═════ LISTED RECORDS ═════

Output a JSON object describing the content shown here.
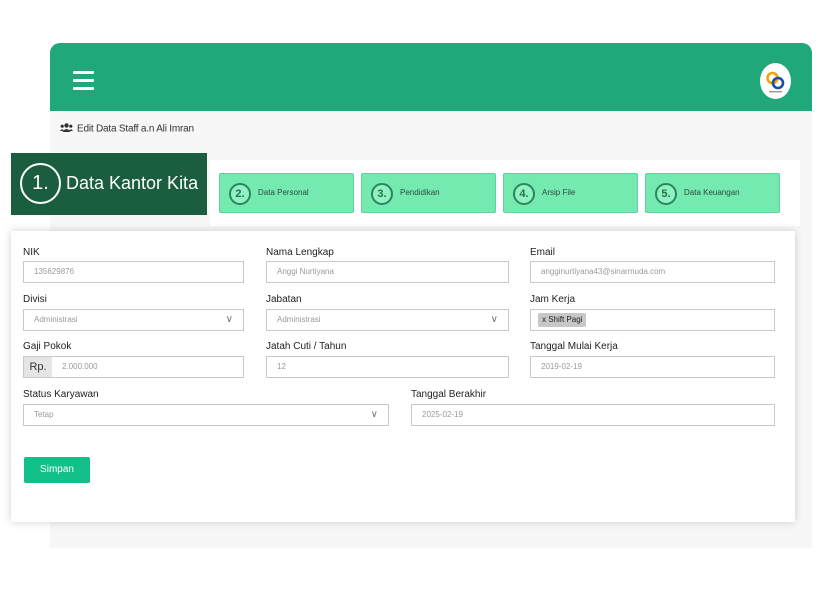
{
  "header": {
    "menu_icon": "hamburger-icon",
    "logo_icon": "company-logo"
  },
  "breadcrumb": {
    "icon": "users-icon",
    "title": "Edit Data Staff a.n Ali Imran"
  },
  "callout": {
    "number": "1.",
    "label": "Data Kantor Kita"
  },
  "steps": [
    {
      "number": "2.",
      "label": "Data Personal"
    },
    {
      "number": "3.",
      "label": "Pendidikan"
    },
    {
      "number": "4.",
      "label": "Arsip File"
    },
    {
      "number": "5.",
      "label": "Data Keuangan"
    }
  ],
  "form": {
    "nik": {
      "label": "NIK",
      "value": "135629876"
    },
    "nama": {
      "label": "Nama Lengkap",
      "value": "Anggi Nurtiyana"
    },
    "email": {
      "label": "Email",
      "value": "angginurtiyana43@sinarmuda.com"
    },
    "divisi": {
      "label": "Divisi",
      "value": "Administrasi"
    },
    "jabatan": {
      "label": "Jabatan",
      "value": "Administrasi"
    },
    "jam_kerja": {
      "label": "Jam Kerja",
      "tag": "x Shift Pagi"
    },
    "gaji": {
      "label": "Gaji Pokok",
      "prefix": "Rp.",
      "value": "2.000.000"
    },
    "cuti": {
      "label": "Jatah Cuti / Tahun",
      "value": "12"
    },
    "mulai": {
      "label": "Tanggal Mulai Kerja",
      "value": "2019-02-19"
    },
    "status": {
      "label": "Status Karyawan",
      "value": "Tetap"
    },
    "berakhir": {
      "label": "Tanggal Berakhir",
      "value": "2025-02-19"
    },
    "save_label": "Simpan"
  },
  "colors": {
    "brand": "#21a87a",
    "step_bg": "#74e9b0",
    "callout_bg": "#1b5e3f",
    "save_btn": "#13c08a"
  }
}
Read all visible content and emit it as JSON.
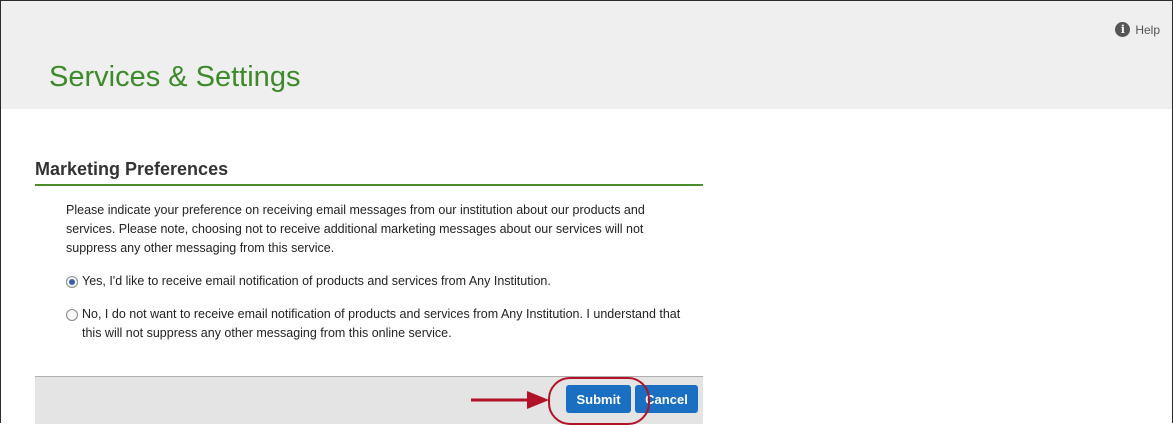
{
  "header": {
    "title": "Services & Settings",
    "help_label": "Help",
    "help_icon": "info-icon"
  },
  "section": {
    "title": "Marketing Preferences",
    "description": "Please indicate your preference on receiving email messages from our institution about our products and services. Please note, choosing not to receive additional marketing messages about our services will not suppress any other messaging from this service.",
    "options": [
      {
        "label": "Yes, I'd like to receive email notification of products and services from Any Institution.",
        "selected": true
      },
      {
        "label": "No, I do not want to receive email notification of products and services from Any Institution. I understand that this will not suppress any other messaging from this online service.",
        "selected": false
      }
    ]
  },
  "actions": {
    "submit_label": "Submit",
    "cancel_label": "Cancel"
  },
  "annotation": {
    "arrow_color": "#b11226",
    "ring_color": "#b11226"
  },
  "colors": {
    "title_green": "#3d8a2a",
    "button_blue": "#1a6fc2",
    "header_bg": "#efefef"
  }
}
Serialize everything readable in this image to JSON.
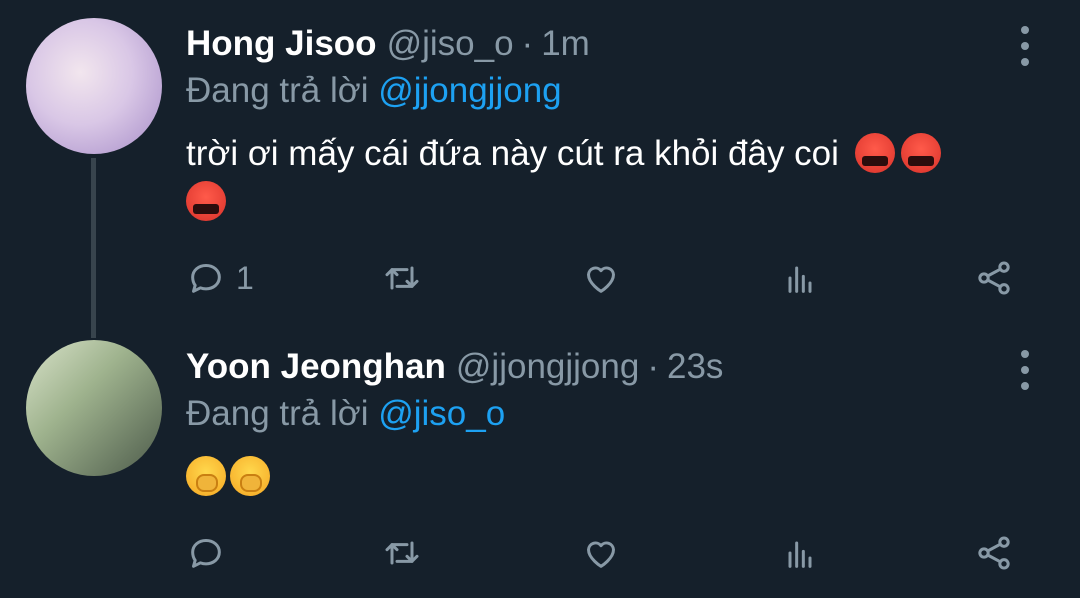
{
  "tweets": [
    {
      "name": "Hong Jisoo",
      "handle": "@jiso_o",
      "time": "1m",
      "replying_prefix": "Đang trả lời",
      "replying_to": "@jjongjjong",
      "text": "trời ơi mấy cái đứa này cút ra khỏi đây coi",
      "emojis": [
        "angry-cursing-face",
        "angry-cursing-face",
        "angry-cursing-face"
      ],
      "reply_count": "1"
    },
    {
      "name": "Yoon Jeonghan",
      "handle": "@jjongjjong",
      "time": "23s",
      "replying_prefix": "Đang trả lời",
      "replying_to": "@jiso_o",
      "text": "",
      "emojis": [
        "giggle-hand-over-mouth",
        "giggle-hand-over-mouth"
      ],
      "reply_count": ""
    }
  ],
  "separator": "·",
  "icons": [
    "reply-icon",
    "retweet-icon",
    "like-icon",
    "stats-icon",
    "share-icon",
    "more-icon"
  ],
  "colors": {
    "background": "#15202b",
    "secondary_text": "#8899a6",
    "link": "#1da1f2",
    "primary_text": "#ffffff"
  }
}
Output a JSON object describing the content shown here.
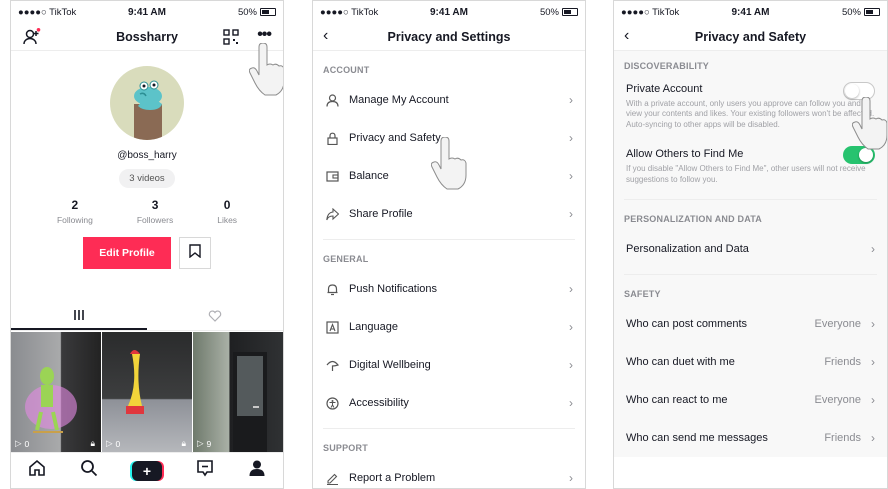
{
  "status": {
    "carrier": "●●●●○ TikTok",
    "time": "9:41 AM",
    "battery": "50%"
  },
  "profile": {
    "title": "Bossharry",
    "handle": "@boss_harry",
    "videos_pill": "3 videos",
    "stats": [
      {
        "num": "2",
        "label": "Following"
      },
      {
        "num": "3",
        "label": "Followers"
      },
      {
        "num": "0",
        "label": "Likes"
      }
    ],
    "edit_label": "Edit Profile",
    "videos": [
      {
        "views": "0",
        "locked": true
      },
      {
        "views": "0",
        "locked": true
      },
      {
        "views": "9",
        "locked": false
      }
    ],
    "accent": "#fe2c55"
  },
  "settings": {
    "title": "Privacy and Settings",
    "sections": [
      {
        "header": "ACCOUNT",
        "items": [
          {
            "label": "Manage My Account",
            "icon": "person-icon"
          },
          {
            "label": "Privacy and Safety",
            "icon": "lock-icon"
          },
          {
            "label": "Balance",
            "icon": "wallet-icon"
          },
          {
            "label": "Share Profile",
            "icon": "share-icon"
          }
        ]
      },
      {
        "header": "GENERAL",
        "items": [
          {
            "label": "Push Notifications",
            "icon": "bell-icon"
          },
          {
            "label": "Language",
            "icon": "language-icon"
          },
          {
            "label": "Digital Wellbeing",
            "icon": "wellbeing-icon"
          },
          {
            "label": "Accessibility",
            "icon": "accessibility-icon"
          }
        ]
      },
      {
        "header": "SUPPORT",
        "items": [
          {
            "label": "Report a Problem",
            "icon": "pencil-icon"
          }
        ]
      }
    ]
  },
  "privacy": {
    "title": "Privacy and Safety",
    "discoverability_header": "DISCOVERABILITY",
    "private_account": {
      "label": "Private Account",
      "desc": "With a private account, only users you approve can follow you and view your contents and likes. Your existing followers won't be affected. Auto-syncing to other apps will be disabled.",
      "on": false
    },
    "find_me": {
      "label": "Allow Others to Find Me",
      "desc": "If you disable \"Allow Others to Find Me\", other users will not receive suggestions to follow you.",
      "on": true
    },
    "personalization_header": "PERSONALIZATION AND DATA",
    "personalization_item": "Personalization and Data",
    "safety_header": "SAFETY",
    "safety_items": [
      {
        "label": "Who can post comments",
        "value": "Everyone"
      },
      {
        "label": "Who can duet with me",
        "value": "Friends"
      },
      {
        "label": "Who can react to me",
        "value": "Everyone"
      },
      {
        "label": "Who can send me messages",
        "value": "Friends"
      }
    ],
    "toggle_on_color": "#27c36f"
  }
}
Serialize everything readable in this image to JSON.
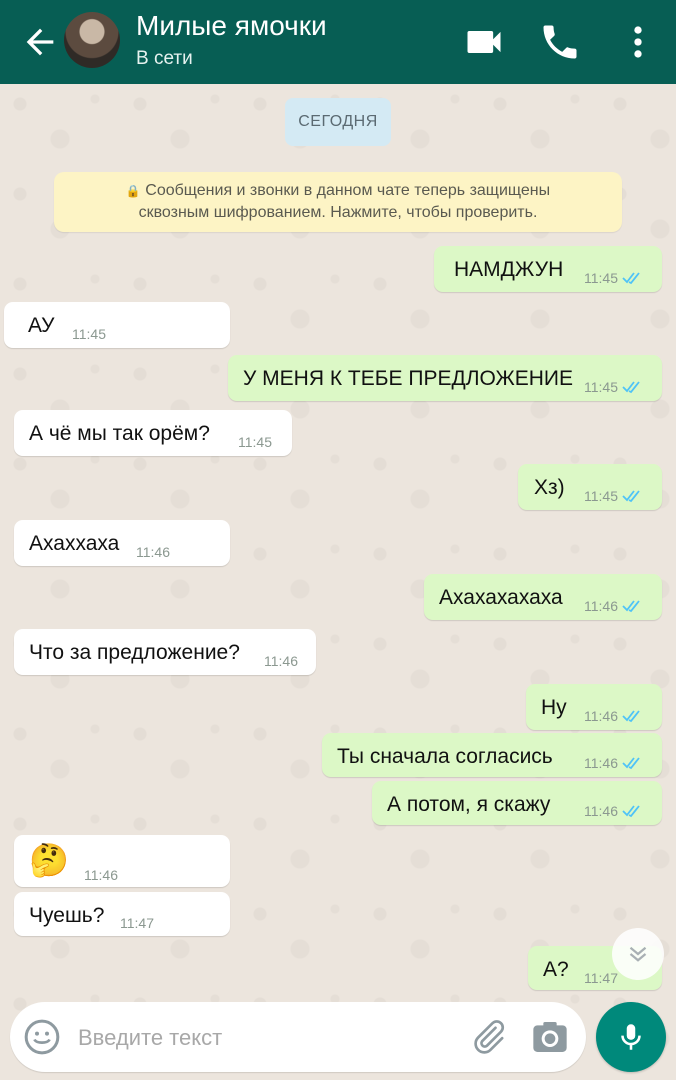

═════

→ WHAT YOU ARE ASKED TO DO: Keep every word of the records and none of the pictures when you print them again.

→ TASK RESPONSE:
Output a JSON object describing the content shown here.
{
  "header": {
    "menu_icon": "hamburger-icon",
    "logo_icon": "company-logo"
  },
  "breadcrumb": {
    "icon": "users-icon",
    "title": "Edit Data Staff a.n Ali Imran"
  },
  "callout": {
    "number": "1.",
    "label": "Data Kantor Kita"
  },
  "steps": [
    {
      "number": "2.",
      "label": "Data Personal"
    },
    {
      "number": "3.",
      "label": "Pendidikan"
    },
    {
      "number": "4.",
      "label": "Arsip File"
    },
    {
      "number": "5.",
      "label": "Data Keuangan"
    }
  ],
  "form": {
    "nik": {
      "label": "NIK",
      "value": "135629876"
    },
    "nama": {
      "label": "Nama Lengkap",
      "value": "Anggi Nurtiyana"
    },
    "email": {
      "label": "Email",
      "value": "angginurtiyana43@sinarmuda.com"
    },
    "divisi": {
      "label": "Divisi",
      "value": "Administrasi"
    },
    "jabatan": {
      "label": "Jabatan",
      "value": "Administrasi"
    },
    "jam_kerja": {
      "label": "Jam Kerja",
      "tag": "x Shift Pagi"
    },
    "gaji": {
      "label": "Gaji Pokok",
      "prefix": "Rp.",
      "value": "2.000.000"
    },
    "cuti": {
      "label": "Jatah Cuti / Tahun",
      "value": "12"
    },
    "mulai": {
      "label": "Tanggal Mulai Kerja",
      "value": "2019-02-19"
    },
    "status": {
      "label": "Status Karyawan",
      "value": "Tetap"
    },
    "berakhir": {
      "label": "Tanggal Berakhir",
      "value": "2025-02-19"
    },
    "save_label": "Simpan"
  },
  "colors": {
    "brand": "#21a87a",
    "step_bg": "#74e9b0",
    "callout_bg": "#1b5e3f",
    "save_btn": "#13c08a"
  }
}
Read all visible content and emit it as JSON.
{
  "header": {
    "title": "Services & Settings",
    "help_label": "Help",
    "help_icon": "info-icon"
  },
  "section": {
    "title": "Marketing Preferences",
    "description": "Please indicate your preference on receiving email messages from our institution about our products and services. Please note, choosing not to receive additional marketing messages about our services will not suppress any other messaging from this service.",
    "options": [
      {
        "label": "Yes, I'd like to receive email notification of products and services from Any Institution.",
        "selected": true
      },
      {
        "label": "No, I do not want to receive email notification of products and services from Any Institution. I understand that this will not suppress any other messaging from this online service.",
        "selected": false
      }
    ]
  },
  "actions": {
    "submit_label": "Submit",
    "cancel_label": "Cancel"
  },
  "annotation": {
    "arrow_color": "#b11226",
    "ring_color": "#b11226"
  },
  "colors": {
    "title_green": "#3d8a2a",
    "button_blue": "#1a6fc2",
    "header_bg": "#efefef"
  }
}
Serialize everything readable in this image to JSON.
{
  "tweets": [
    {
      "name": "Hong Jisoo",
      "handle": "@jiso_o",
      "time": "1m",
      "replying_prefix": "Đang trả lời",
      "replying_to": "@jjongjjong",
      "text": "trời ơi mấy cái đứa này cút ra khỏi đây coi",
      "emojis": [
        "angry-cursing-face",
        "angry-cursing-face",
        "angry-cursing-face"
      ],
      "reply_count": "1"
    },
    {
      "name": "Yoon Jeonghan",
      "handle": "@jjongjjong",
      "time": "23s",
      "replying_prefix": "Đang trả lời",
      "replying_to": "@jiso_o",
      "text": "",
      "emojis": [
        "giggle-hand-over-mouth",
        "giggle-hand-over-mouth"
      ],
      "reply_count": ""
    }
  ],
  "separator": "·",
  "icons": [
    "reply-icon",
    "retweet-icon",
    "like-icon",
    "stats-icon",
    "share-icon",
    "more-icon"
  ],
  "colors": {
    "background": "#15202b",
    "secondary_text": "#8899a6",
    "link": "#1da1f2",
    "primary_text": "#ffffff"
  }
}
Output a JSON object describing the content shown here.
{
  "status": {
    "carrier": "●●●●○ TikTok",
    "time": "9:41 AM",
    "battery": "50%"
  },
  "profile": {
    "title": "Bossharry",
    "handle": "@boss_harry",
    "videos_pill": "3 videos",
    "stats": [
      {
        "num": "2",
        "label": "Following"
      },
      {
        "num": "3",
        "label": "Followers"
      },
      {
        "num": "0",
        "label": "Likes"
      }
    ],
    "edit_label": "Edit Profile",
    "videos": [
      {
        "views": "0",
        "locked": true
      },
      {
        "views": "0",
        "locked": true
      },
      {
        "views": "9",
        "locked": false
      }
    ],
    "accent": "#fe2c55"
  },
  "settings": {
    "title": "Privacy and Settings",
    "sections": [
      {
        "header": "ACCOUNT",
        "items": [
          {
            "label": "Manage My Account",
            "icon": "person-icon"
          },
          {
            "label": "Privacy and Safety",
            "icon": "lock-icon"
          },
          {
            "label": "Balance",
            "icon": "wallet-icon"
          },
          {
            "label": "Share Profile",
            "icon": "share-icon"
          }
        ]
      },
      {
        "header": "GENERAL",
        "items": [
          {
            "label": "Push Notifications",
            "icon": "bell-icon"
          },
          {
            "label": "Language",
            "icon": "language-icon"
          },
          {
            "label": "Digital Wellbeing",
            "icon": "wellbeing-icon"
          },
          {
            "label": "Accessibility",
            "icon": "accessibility-icon"
          }
        ]
      },
      {
        "header": "SUPPORT",
        "items": [
          {
            "label": "Report a Problem",
            "icon": "pencil-icon"
          }
        ]
      }
    ]
  },
  "privacy": {
    "title": "Privacy and Safety",
    "discoverability_header": "DISCOVERABILITY",
    "private_account": {
      "label": "Private Account",
      "desc": "With a private account, only users you approve can follow you and view your contents and likes. Your existing followers won't be affected. Auto-syncing to other apps will be disabled.",
      "on": false
    },
    "find_me": {
      "label": "Allow Others to Find Me",
      "desc": "If you disable \"Allow Others to Find Me\", other users will not receive suggestions to follow you.",
      "on": true
    },
    "personalization_header": "PERSONALIZATION AND DATA",
    "personalization_item": "Personalization and Data",
    "safety_header": "SAFETY",
    "safety_items": [
      {
        "label": "Who can post comments",
        "value": "Everyone"
      },
      {
        "label": "Who can duet with me",
        "value": "Friends"
      },
      {
        "label": "Who can react to me",
        "value": "Everyone"
      },
      {
        "label": "Who can send me messages",
        "value": "Friends"
      }
    ],
    "toggle_on_color": "#27c36f"
  }
}
Serialize everything readable in this image to JSON.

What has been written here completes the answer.